People who believe national security is the country’s most important issue (64 percent) also are more likely to say Black Lives Matter is too aggressive than people who select education (40 percent) or Medicare and Social Security (41 percent) as the nation’s most important issue.
African American voters are most likely to say the movement is just right—i.e., it’s neither too aggressive nor not aggressive enough (37 percent). Only 21 percent say it is too aggressive, and another 23 percent say it’s not aggressive enough; 20 percent don’t know or have no opinion.
Among all registered voters, Clinton and Sanders handily beat out the Republican presidential candidates in terms of promoting racial equality, with 26 percent saying Clinton would do the most on that front and 24 percent saying Sanders would do the most.
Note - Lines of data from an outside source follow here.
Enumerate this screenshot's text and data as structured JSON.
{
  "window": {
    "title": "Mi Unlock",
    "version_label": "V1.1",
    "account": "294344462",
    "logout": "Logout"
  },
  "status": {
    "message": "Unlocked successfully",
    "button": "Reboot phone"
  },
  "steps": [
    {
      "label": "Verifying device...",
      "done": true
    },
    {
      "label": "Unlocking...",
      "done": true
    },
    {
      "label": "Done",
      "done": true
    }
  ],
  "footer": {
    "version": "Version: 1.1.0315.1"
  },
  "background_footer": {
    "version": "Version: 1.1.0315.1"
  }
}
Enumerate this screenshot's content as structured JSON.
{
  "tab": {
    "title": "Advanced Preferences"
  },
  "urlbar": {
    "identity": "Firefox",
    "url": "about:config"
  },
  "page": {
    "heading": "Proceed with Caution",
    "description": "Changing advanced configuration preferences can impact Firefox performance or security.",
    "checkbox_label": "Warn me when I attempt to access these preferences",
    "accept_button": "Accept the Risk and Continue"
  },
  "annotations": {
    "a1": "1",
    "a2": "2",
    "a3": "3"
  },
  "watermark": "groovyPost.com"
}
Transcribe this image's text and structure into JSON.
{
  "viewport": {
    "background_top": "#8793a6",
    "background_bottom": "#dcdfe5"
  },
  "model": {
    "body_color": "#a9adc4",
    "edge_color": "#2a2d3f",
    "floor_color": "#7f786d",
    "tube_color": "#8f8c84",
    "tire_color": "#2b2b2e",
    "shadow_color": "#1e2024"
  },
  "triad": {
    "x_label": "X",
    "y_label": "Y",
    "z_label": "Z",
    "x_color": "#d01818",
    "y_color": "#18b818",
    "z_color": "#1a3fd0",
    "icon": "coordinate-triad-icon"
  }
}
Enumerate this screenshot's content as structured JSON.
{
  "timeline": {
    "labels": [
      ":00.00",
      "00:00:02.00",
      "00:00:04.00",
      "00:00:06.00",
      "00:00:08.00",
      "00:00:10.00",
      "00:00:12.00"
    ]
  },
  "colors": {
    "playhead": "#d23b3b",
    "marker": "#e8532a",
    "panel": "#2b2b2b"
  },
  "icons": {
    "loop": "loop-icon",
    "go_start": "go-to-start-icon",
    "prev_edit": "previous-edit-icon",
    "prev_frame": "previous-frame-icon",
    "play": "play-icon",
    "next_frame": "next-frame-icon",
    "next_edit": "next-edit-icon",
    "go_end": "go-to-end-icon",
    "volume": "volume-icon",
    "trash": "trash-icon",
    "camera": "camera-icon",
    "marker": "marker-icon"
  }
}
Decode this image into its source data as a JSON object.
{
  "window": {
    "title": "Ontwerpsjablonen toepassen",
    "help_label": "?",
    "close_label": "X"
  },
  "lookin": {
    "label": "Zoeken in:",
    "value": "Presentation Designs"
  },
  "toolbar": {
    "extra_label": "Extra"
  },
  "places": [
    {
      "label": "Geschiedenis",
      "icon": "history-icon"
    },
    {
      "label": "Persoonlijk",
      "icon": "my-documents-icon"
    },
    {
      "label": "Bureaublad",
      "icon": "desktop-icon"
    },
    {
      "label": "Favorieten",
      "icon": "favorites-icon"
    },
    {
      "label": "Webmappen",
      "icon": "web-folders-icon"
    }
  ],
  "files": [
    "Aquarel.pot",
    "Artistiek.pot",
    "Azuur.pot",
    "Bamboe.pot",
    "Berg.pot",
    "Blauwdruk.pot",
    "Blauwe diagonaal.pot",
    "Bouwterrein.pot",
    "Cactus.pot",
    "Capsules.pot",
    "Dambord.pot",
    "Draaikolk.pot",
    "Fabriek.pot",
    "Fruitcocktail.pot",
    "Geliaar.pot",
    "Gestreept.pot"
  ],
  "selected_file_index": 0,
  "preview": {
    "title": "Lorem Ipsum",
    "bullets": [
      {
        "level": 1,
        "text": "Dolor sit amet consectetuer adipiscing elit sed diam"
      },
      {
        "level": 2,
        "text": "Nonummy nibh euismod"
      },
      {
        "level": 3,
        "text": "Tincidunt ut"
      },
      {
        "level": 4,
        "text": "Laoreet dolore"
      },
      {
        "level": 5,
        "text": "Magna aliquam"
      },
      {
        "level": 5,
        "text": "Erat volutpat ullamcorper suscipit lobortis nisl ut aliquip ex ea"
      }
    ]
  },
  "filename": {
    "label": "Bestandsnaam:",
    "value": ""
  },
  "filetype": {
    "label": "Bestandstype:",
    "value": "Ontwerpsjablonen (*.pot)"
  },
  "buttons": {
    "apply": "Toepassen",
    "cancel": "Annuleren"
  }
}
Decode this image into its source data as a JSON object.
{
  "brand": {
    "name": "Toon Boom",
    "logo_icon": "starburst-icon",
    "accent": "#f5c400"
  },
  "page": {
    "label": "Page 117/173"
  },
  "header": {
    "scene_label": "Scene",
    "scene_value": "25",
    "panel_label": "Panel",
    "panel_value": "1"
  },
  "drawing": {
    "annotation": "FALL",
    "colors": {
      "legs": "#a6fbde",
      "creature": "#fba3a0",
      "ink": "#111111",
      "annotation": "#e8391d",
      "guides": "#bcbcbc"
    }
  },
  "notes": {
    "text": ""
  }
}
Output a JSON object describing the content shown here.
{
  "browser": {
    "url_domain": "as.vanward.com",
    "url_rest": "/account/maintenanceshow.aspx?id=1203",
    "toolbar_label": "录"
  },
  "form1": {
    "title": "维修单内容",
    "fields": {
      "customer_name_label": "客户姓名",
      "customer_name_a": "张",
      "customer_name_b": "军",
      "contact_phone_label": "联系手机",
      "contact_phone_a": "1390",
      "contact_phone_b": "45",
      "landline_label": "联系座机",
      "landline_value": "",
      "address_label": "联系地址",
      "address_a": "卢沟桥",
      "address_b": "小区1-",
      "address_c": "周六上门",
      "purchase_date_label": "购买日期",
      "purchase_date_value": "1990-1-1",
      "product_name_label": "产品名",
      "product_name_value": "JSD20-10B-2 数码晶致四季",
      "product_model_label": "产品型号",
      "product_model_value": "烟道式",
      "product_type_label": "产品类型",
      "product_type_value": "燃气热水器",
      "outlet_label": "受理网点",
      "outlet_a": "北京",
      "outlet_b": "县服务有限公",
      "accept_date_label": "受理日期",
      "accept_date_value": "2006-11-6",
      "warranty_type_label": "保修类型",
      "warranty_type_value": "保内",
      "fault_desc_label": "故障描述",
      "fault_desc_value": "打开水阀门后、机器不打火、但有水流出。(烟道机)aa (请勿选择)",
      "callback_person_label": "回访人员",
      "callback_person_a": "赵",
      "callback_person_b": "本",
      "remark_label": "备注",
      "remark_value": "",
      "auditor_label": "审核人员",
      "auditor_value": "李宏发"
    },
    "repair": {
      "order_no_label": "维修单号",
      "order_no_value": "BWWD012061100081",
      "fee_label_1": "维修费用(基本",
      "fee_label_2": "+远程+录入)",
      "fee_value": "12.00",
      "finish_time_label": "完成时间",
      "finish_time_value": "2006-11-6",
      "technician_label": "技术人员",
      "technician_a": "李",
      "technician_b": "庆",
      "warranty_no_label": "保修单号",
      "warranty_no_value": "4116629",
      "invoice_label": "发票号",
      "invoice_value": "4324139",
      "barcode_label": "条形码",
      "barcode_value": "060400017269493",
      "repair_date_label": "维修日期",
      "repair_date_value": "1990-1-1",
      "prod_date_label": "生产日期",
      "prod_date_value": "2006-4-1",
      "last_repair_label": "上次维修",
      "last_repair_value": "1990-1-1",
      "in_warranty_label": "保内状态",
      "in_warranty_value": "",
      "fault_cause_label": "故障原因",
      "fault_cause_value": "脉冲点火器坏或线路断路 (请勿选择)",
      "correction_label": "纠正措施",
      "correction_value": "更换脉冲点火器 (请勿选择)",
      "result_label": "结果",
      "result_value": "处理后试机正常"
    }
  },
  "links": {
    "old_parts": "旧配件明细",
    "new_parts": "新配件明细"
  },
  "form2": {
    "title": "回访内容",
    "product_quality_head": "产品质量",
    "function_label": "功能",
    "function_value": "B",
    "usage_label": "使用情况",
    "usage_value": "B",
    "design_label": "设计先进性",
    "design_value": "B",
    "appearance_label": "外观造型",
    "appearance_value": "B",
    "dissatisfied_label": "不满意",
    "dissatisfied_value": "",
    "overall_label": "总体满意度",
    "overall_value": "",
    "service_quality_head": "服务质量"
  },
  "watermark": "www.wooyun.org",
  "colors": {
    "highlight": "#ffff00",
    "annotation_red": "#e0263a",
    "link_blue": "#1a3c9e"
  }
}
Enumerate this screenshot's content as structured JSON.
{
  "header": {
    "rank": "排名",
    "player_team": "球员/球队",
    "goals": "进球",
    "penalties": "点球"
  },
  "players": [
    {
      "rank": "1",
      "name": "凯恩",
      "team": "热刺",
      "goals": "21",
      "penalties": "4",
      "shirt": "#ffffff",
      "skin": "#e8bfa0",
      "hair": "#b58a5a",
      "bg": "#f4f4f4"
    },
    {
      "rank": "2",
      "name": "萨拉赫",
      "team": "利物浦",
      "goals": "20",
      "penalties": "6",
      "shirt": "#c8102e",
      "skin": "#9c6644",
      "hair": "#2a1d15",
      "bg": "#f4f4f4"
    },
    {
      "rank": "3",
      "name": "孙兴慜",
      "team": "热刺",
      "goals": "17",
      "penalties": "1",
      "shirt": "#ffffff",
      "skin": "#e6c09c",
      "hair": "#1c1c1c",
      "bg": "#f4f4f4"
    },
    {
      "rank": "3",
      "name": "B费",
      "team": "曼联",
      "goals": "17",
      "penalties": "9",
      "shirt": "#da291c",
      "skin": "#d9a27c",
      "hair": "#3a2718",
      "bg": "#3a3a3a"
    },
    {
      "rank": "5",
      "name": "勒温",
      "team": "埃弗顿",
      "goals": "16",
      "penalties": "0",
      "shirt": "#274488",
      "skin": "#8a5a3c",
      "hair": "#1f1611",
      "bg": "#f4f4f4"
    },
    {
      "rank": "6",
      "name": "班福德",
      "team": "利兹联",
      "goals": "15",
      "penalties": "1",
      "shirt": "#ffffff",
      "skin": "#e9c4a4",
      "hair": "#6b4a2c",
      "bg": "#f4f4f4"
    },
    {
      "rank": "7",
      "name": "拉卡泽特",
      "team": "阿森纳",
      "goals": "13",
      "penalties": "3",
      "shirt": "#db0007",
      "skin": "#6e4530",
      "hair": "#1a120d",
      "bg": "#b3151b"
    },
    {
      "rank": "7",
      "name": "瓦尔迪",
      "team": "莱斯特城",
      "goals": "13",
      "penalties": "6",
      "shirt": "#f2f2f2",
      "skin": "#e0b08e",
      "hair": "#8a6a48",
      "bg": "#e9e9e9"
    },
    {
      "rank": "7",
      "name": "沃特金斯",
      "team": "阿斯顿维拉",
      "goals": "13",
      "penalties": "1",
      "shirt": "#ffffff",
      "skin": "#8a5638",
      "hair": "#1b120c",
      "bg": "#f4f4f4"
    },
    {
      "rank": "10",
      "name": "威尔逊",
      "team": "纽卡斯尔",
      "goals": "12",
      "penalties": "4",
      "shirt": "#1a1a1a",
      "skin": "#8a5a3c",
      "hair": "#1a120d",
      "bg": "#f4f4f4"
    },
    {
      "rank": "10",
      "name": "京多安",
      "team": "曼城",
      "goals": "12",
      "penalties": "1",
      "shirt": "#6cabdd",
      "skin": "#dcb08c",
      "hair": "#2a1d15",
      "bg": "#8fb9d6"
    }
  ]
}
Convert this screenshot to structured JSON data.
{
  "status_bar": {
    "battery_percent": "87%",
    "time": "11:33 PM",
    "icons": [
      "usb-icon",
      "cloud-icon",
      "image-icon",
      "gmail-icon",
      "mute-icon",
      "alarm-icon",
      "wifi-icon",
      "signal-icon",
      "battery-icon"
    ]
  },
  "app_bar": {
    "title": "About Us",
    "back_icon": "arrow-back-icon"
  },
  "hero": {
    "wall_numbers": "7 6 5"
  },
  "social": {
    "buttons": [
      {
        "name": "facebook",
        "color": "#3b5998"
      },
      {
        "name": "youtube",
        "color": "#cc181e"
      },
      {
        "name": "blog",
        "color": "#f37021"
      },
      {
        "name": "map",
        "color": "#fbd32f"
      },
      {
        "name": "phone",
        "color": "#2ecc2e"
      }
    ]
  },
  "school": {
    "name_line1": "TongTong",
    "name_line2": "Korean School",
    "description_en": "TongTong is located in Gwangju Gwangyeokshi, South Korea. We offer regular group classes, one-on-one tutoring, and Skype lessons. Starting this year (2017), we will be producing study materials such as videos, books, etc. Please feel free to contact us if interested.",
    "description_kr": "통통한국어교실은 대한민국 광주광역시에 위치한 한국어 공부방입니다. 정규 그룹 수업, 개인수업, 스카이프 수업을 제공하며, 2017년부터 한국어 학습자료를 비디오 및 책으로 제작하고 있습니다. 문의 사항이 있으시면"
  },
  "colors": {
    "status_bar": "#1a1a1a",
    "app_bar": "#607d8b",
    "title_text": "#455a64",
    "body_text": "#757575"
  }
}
Fewer voters believe Trump (14 percent), Cruz (8 percent) or Ohio Gov. John Kasich (4 percent) will promote racial equality.
Republican men (34 percent) are far more likely than other voters to select Trump as the candidate who will do most for racial equality, well above Republican women (25 percent), tea party supporters (23 percent), independent men (15 percent), and independent women (8 percent).
Meanwhile, far more African American voters (46 percent) say Clinton will do the most on race issues, while 26 percent chose Sanders.
Overall, Bill Clinton has a slightly higher favorability rating than his wife, at 53 percent, and his back-and-forth with the protesters hasn’t hurt him there either.
Bill Clinton’s favorability rating was 51 percent a week earlier.
The polling on Black Lives Matter was conducted April 8-11 among a national sample of 2,040 registered voters, with a margin of error of plus or minus 2 percentage points. (See toplines and crosstabs.)
This article was originally published on Morning Consult.